What the task asks.
All lines in the records below that hold "Nubes" are to be shown.

• • • •

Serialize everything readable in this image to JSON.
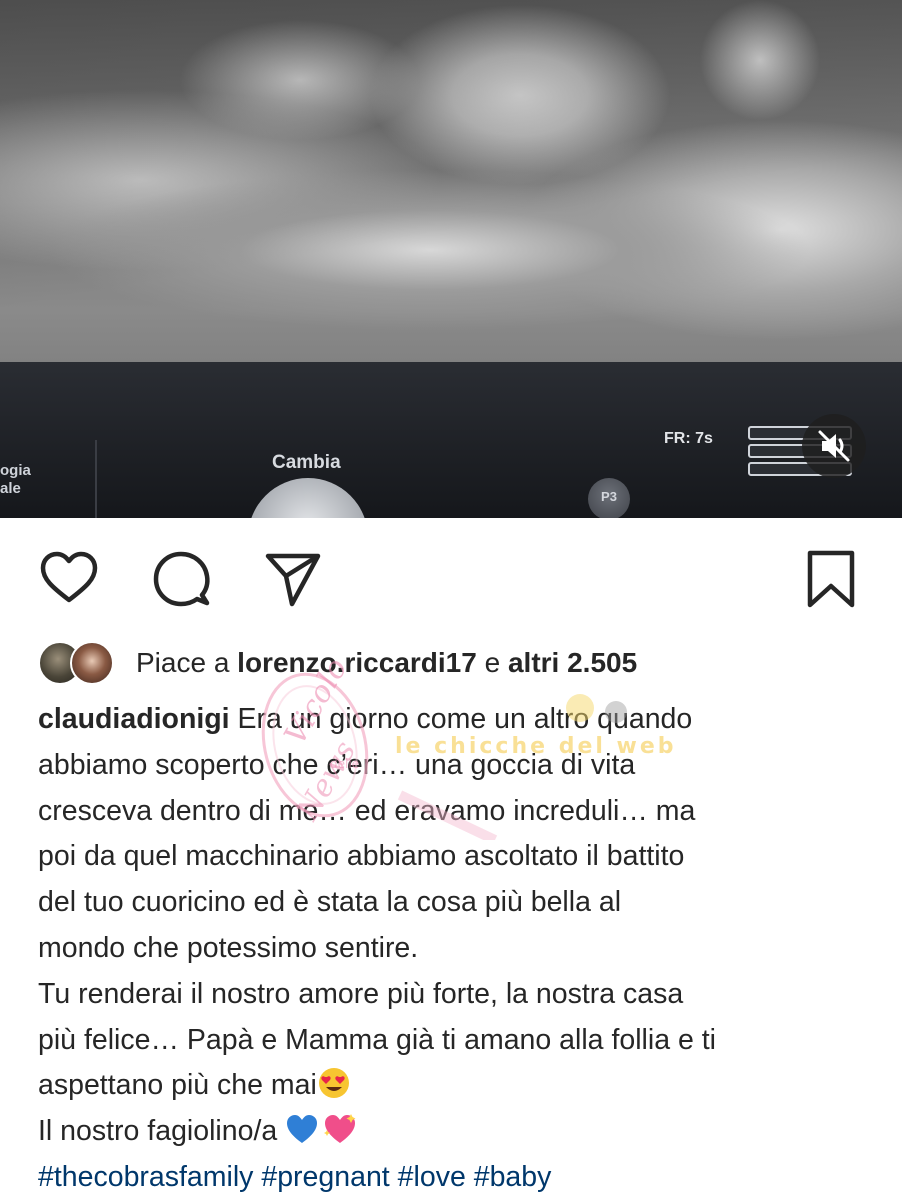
{
  "media": {
    "panel_label_left": "ogia\nale",
    "panel_cambia": "Cambia",
    "panel_p3": "P3",
    "panel_fr": "FR: 7s",
    "mute_icon": "speaker-muted-icon"
  },
  "actions": {
    "like_icon": "heart-icon",
    "comment_icon": "comment-icon",
    "share_icon": "send-icon",
    "save_icon": "bookmark-icon"
  },
  "likes": {
    "prefix": "Piace a ",
    "user": "lorenzo.riccardi17",
    "connector": " e ",
    "others": "altri 2.505"
  },
  "caption": {
    "username": "claudiadionigi",
    "lines": [
      " Era un giorno come un altro quando",
      "abbiamo scoperto che c’eri… una goccia di vita",
      "cresceva dentro di me… ed eravamo increduli… ma",
      "poi da quel macchinario abbiamo ascoltato il battito",
      "del tuo cuoricino ed è stata la cosa più bella al",
      "mondo che potessimo sentire.",
      "Tu renderai il nostro amore più forte, la nostra casa",
      "più felice… Papà e Mamma già ti amano alla follia e ti",
      "aspettano più che mai",
      "Il nostro fagiolino/a "
    ],
    "hashtags": [
      "#thecobrasfamily",
      "#pregnant",
      "#love",
      "#baby"
    ]
  },
  "watermark": {
    "text_main": "Vicolo",
    "text_small": "delle",
    "text_sub": "News",
    "text_right": "le chicche del web"
  },
  "colors": {
    "text": "#262626",
    "hashtag": "#00376b",
    "background": "#ffffff"
  }
}
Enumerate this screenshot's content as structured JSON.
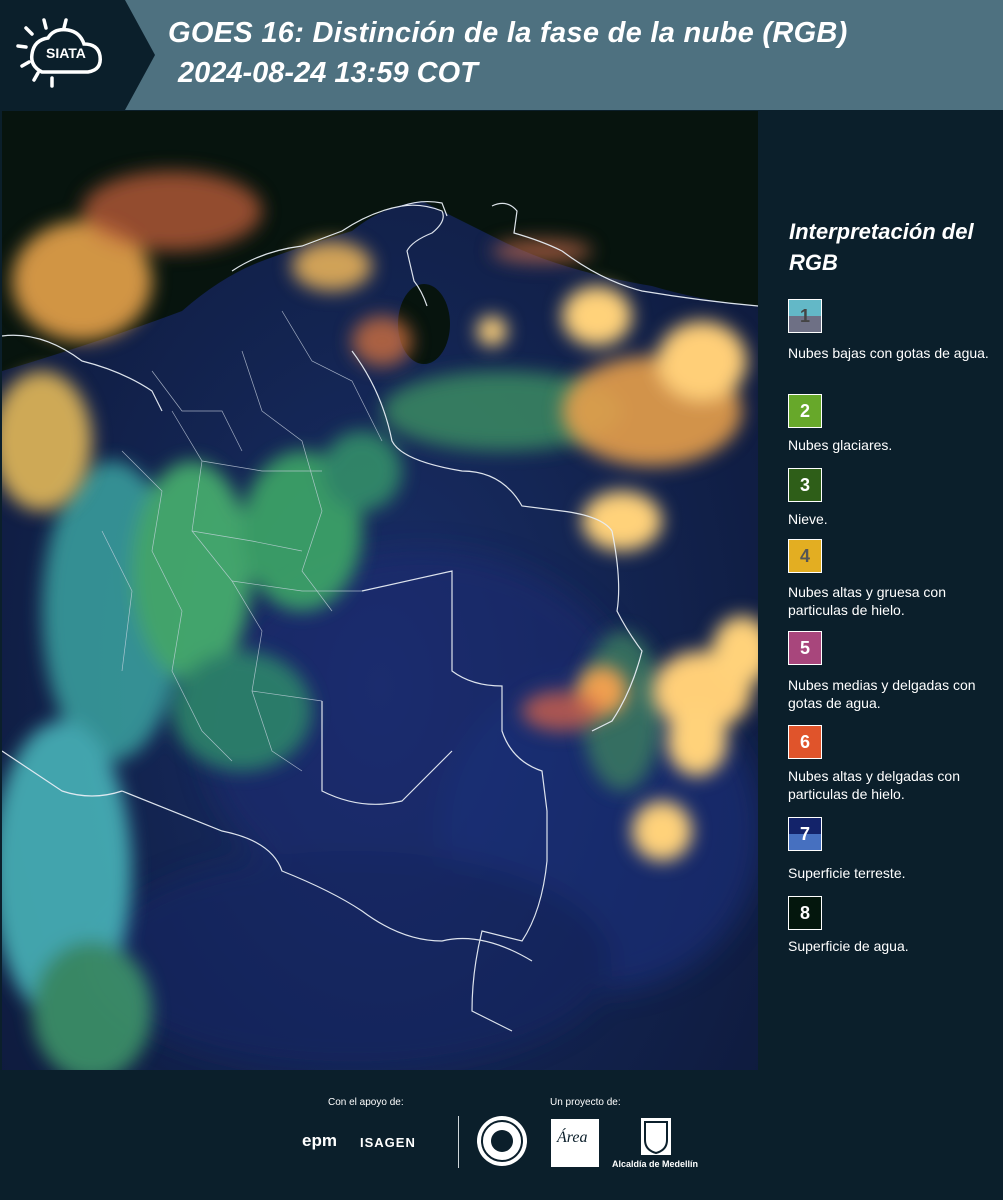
{
  "header": {
    "logo_text": "SIATA",
    "title": "GOES 16: Distinción de la fase de la nube (RGB)",
    "datetime": "2024-08-24 13:59 COT"
  },
  "legend": {
    "title": "Interpretación del RGB",
    "items": [
      {
        "number": "1",
        "label": "Nubes bajas con gotas de agua.",
        "color_top": "#63b8c7",
        "color_bottom": "#6e7085"
      },
      {
        "number": "2",
        "label": "Nubes glaciares.",
        "color": "#67a82a"
      },
      {
        "number": "3",
        "label": "Nieve.",
        "color": "#2e5e18"
      },
      {
        "number": "4",
        "label": "Nubes altas y gruesa con particulas de hielo.",
        "color": "#e3ae22"
      },
      {
        "number": "5",
        "label": "Nubes medias y delgadas con gotas de agua.",
        "color": "#a8467c"
      },
      {
        "number": "6",
        "label": "Nubes altas y delgadas con particulas de hielo.",
        "color": "#e0542b"
      },
      {
        "number": "7",
        "label": "Superficie terreste.",
        "color_top": "#13236a",
        "color_bottom": "#4670c0"
      },
      {
        "number": "8",
        "label": "Superficie de agua.",
        "color": "#04170d"
      }
    ]
  },
  "footer": {
    "support_label": "Con el apoyo de:",
    "project_label": "Un proyecto de:",
    "epm": "epm",
    "isagen": "ISAGEN",
    "area_text": "Área",
    "alcaldia": "Alcaldía de Medellín"
  }
}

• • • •

Answer area.
        "label": "Nubes bajas con gotas de agua.",
        "label": "Nubes glaciares.",
        "label": "Nubes altas y gruesa con particulas de hielo.",
        "label": "Nubes medias y delgadas con gotas de agua.",
        "label": "Nubes altas y delgadas con particulas de hielo.",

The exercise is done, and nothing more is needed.